Local skateboarders, however, know they lost the ability to “shred” in their own hometown after voters debated and then approved Proposition L in 2007, (see smartvoter.org, for the arguments if you are curious.)
Those online sentiments have been echoed by many frustrated enthusiasts, but tonight’s remarks by Lisa Flaherty of the Vista Skate Coalition were filled with thank yous. J.C. Wynne, a supporter of Vista youth sports, addressed the council members and the mayor a bit more realistically perhaps when he told them:
“No more talk, no more study….”
Wynne added that he hoped maybe by this summer he should see one park already done.
Vista councilwoman Amanda Rigby seemed satisfied that “something tangible” is now “within our grasp.” She also noticed that Wildwood Park would have been a bad choice for her, since so many families seem to use the park already for parties, and taking away any of that space for a skateboard park would have been a difficult idea for her because of that.
Rigby also wondered about the youth in South Vista, noting the large population of skateboarders there and the fact that many”skateboarders don’t drive yet.”
Councilman Dave Cowles liked the fact that “… we have young people who are actively engaged in a positive, productive sport… ” Cowles wanted to be supportive of the youth and would go along with the recommendations he said.
Praise came from Deputy Mayor John Aguilera as well for “… all the hard work” done by the Skate Coalition, Vista City employees, Parks and Recreation.

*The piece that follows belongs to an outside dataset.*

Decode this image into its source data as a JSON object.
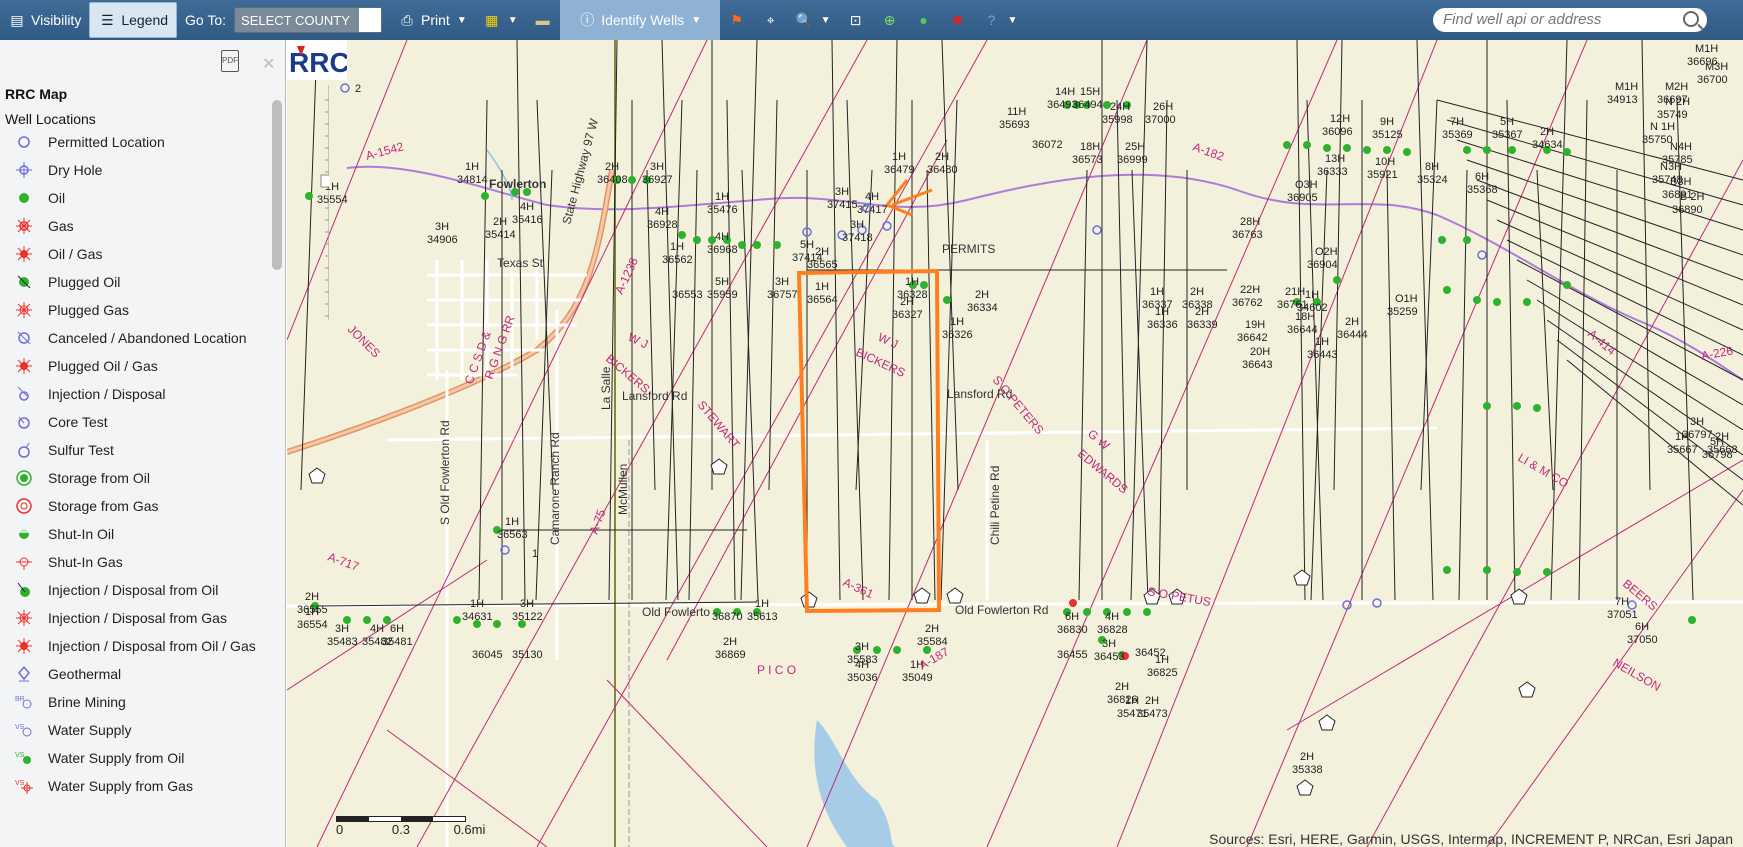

He did mention that maybe some felt it might be “frustrating” to deal with the city, but that he thought “… after all this going back and forth” they had come up with great suggestions. Aguilera suggested going with city property, as he saw no need to buy prop from private owners when the city had property. He liked the suggestion to separate skill levels and have two parks.
A ‘net positive’
And since he wanted “a net positive” for the City, Aguilera believed that adding the two skate parks from existing properties was much more desirable than simply carving out areas from existing parks in Vista.
Mayor Judy Ritter laughed and said Aguilera mentioned the points she wanted to make. He retorted that he was using her notes, which got a laugh. Ritter also mentioned she wanted to use City-owned property, just to avoid a situation of having “to haggle” over private property.
The motion made by Cowles, and seconded by Aguilera expressed the aim to choose the two site, 1 and 2, while keeping the rest of the 14 “in reserve” just in case “something falls through.”